¶15. However, the State is not required to "recall [witnesses] merely to reiterate their earlier testimony" provided in the prosecution's prima facie showing to rebut the accused's testimony that his confession was involuntarily obtained. Sills v. State, 634 So. 2d 124, 126 (Miss. 1994) (quoting Abram v. State, 606 So. 2d 1015, 1030 (Miss. 1992)). Nevertheless, witnesses not called during the State's prima facie showing are required in rebuttal of the accused's allegations that his confession was involuntarily obtained. Once the State made its prima facie showing and upon Kelly's testimony alleging threats of violence, or offers of reward used to induce his confession, "the State must offer all the officers who were present when the accused was questioned and when the confession was signed, or give an adequate reason for the absence of any such witness." Agee, 185 So. 2d at 673. This was not done in the case at hand.
¶16. While it would have been better practice, it was unnecessary to recall Sargent Hosey and Chief Buckahults to "reiterate their earlier testimony." The State was, however, required to call Officer Dearman to testify or provide an adequate reason for his absence at the suppression hearing. The State submits that the reason provided at the suppression hearing for Officer Dearman's absence was adequate under Agee. The district attorney offered the following reason for Officer Dearman's absence at the suppression hearing:
MS. PACIFIC: . . . Randy Dearman is now employed with the DA's office in Brownsville, Texas. And, obviously, for financial reasons and physical reasons, we could not have him here for purposes of this suppression hearing.
¶17. It is well settled that the "adequate reason for absence" exception requires more. See Lettelier v. State, 598 So. 2d 757, 760 (Miss. 1992) (finding officers who no longer lived or worked in the county or were "merely" unavailable does not meet the exception); Powell v. State, 483 So. 2d 363, 369 (Miss. 1986) (finding officer who was attending police school in Louisville, Kentucky was not legally "unavailable" within the meaning of Agee); Kelly v. State, 414 So. 2d 446, 447-48 (Miss.1982) (finding officer who was on vacation in Texas not legally "unavailable"); Miles v. State, 360 So. 2d 1244 (Miss.1978) (finding officer who was on vacation in Arkansas was not legally "unavailable"). But see Turner v. State, 573 So. 2d 657, 664 (Miss. 1990) (finding officer who was absent and unavailable to testify due to his wife undergoing breast cancer surgery and his presence was required with her in Chicago held "adequate reason for absence"). Under the holdings set forth above, the reason provided for Officer Dearman's absence at the suppression hearing fails to meet the required "adequate reason for absence" exception in Agee.

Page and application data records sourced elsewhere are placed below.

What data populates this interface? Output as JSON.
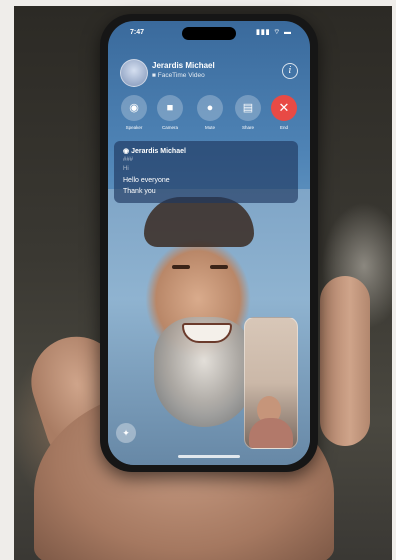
{
  "status_bar": {
    "time": "7:47",
    "icons": "▮▮▮ ⌔ ▬"
  },
  "call": {
    "caller_name": "Jerardis Michael",
    "subtitle": "FaceTime Video",
    "info_icon": "i"
  },
  "controls": [
    {
      "icon": "speaker-icon",
      "glyph": "◉",
      "label": "Speaker"
    },
    {
      "icon": "camera-icon",
      "glyph": "■",
      "label": "Camera"
    },
    {
      "icon": "mic-icon",
      "glyph": "●",
      "label": "Mute"
    },
    {
      "icon": "share-icon",
      "glyph": "▤",
      "label": "Share"
    },
    {
      "icon": "end-call-icon",
      "glyph": "✕",
      "label": "End"
    }
  ],
  "captions": {
    "speaker": "Jerardis Michael",
    "line_1": "###",
    "line_2": "Hi",
    "line_3": "Hello everyone",
    "line_4": "Thank you"
  },
  "effects_icon": "✦",
  "colors": {
    "end_call": "#e84a45",
    "caption_bg": "#1e375f"
  }
}
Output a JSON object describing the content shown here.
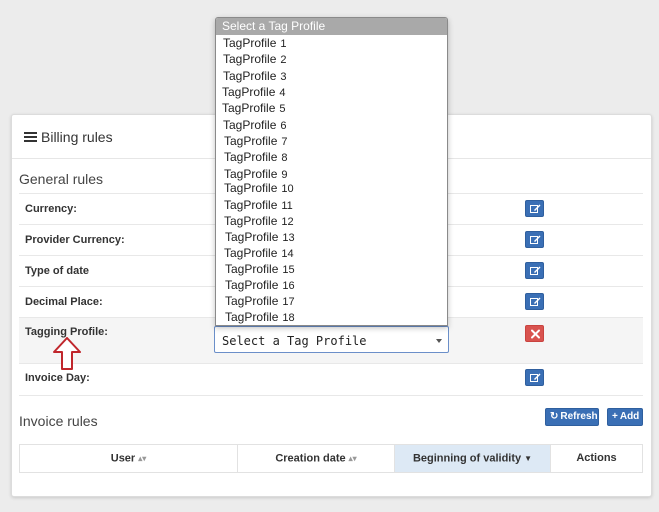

¶18. We recognize, however, that the Agee procedure is not an inflexible rule of law. In Wells v. State, 698 So. 2d 497 (Miss. 1997), the Mississippi Supreme Court addressed a "technical deviation" from the Agee rule on the required preliminary hearing: The purpose of the Agee rule is to protect defendants from the admission into evidence of confessions which were not voluntary. Agee, 185 So. 2d at 673. Naturally, in order to avoid the needless expense and delay of mistrials where confessions are admitted only later to be found involuntary, the suppression hearing should be conducted prior to the admission of the confession into evidence. However, where the trial court admits a confession without a suppression hearing, but nonetheless finds the confession to be voluntary ...